> [EXCERPTED DATA]:
• • • • • • •
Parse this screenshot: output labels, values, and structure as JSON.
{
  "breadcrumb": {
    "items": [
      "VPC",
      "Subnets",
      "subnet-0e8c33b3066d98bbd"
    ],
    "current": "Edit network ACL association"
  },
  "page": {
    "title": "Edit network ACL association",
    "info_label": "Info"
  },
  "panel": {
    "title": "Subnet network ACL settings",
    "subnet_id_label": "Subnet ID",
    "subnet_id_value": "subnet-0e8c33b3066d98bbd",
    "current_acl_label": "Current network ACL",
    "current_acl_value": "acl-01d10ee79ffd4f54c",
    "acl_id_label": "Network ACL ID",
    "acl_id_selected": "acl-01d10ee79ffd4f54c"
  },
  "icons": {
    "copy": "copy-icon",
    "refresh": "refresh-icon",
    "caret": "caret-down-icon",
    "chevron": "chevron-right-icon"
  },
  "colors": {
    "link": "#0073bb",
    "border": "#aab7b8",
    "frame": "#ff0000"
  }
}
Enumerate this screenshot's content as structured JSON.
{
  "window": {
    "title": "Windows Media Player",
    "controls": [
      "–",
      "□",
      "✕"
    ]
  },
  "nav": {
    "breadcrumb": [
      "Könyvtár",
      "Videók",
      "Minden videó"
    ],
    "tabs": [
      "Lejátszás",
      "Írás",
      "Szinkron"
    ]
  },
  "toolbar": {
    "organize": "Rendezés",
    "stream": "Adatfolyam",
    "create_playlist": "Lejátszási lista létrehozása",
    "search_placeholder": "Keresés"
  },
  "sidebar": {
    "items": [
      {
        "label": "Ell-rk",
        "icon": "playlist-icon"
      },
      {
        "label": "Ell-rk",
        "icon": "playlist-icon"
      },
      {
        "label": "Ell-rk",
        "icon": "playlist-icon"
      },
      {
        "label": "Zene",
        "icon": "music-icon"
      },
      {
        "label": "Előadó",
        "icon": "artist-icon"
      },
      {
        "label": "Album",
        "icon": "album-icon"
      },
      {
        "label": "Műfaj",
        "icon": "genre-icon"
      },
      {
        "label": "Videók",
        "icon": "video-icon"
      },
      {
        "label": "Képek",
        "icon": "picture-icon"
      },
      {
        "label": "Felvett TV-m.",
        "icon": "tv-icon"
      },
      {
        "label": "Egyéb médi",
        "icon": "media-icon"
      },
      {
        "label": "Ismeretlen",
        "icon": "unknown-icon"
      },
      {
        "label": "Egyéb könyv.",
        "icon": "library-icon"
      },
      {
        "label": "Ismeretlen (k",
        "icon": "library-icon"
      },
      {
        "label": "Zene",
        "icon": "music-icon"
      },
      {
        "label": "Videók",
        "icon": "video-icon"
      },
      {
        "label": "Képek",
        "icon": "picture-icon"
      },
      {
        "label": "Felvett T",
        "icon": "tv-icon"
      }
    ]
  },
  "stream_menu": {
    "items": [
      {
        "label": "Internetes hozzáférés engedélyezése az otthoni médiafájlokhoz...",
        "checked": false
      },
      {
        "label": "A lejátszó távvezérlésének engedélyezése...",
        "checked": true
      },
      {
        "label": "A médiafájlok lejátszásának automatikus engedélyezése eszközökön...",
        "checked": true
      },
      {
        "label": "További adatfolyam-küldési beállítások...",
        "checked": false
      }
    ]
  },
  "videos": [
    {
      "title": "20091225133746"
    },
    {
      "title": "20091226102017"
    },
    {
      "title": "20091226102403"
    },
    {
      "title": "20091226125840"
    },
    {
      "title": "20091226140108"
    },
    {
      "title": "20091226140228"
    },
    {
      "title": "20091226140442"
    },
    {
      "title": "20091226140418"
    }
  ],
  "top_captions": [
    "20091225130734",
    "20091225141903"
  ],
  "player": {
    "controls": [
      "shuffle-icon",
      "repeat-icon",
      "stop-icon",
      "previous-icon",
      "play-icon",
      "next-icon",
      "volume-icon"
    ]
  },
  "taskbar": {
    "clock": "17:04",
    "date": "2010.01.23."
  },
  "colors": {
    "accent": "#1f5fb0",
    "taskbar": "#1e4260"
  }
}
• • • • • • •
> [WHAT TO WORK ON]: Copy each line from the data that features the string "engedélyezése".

> [TASK RESULT]:
        "label": "Internetes hozzáférés engedélyezése az otthoni médiafájlokhoz...",
        "label": "A lejátszó távvezérlésének engedélyezése...",
        "label": "A médiafájlok lejátszásának automatikus engedélyezése eszközökön...",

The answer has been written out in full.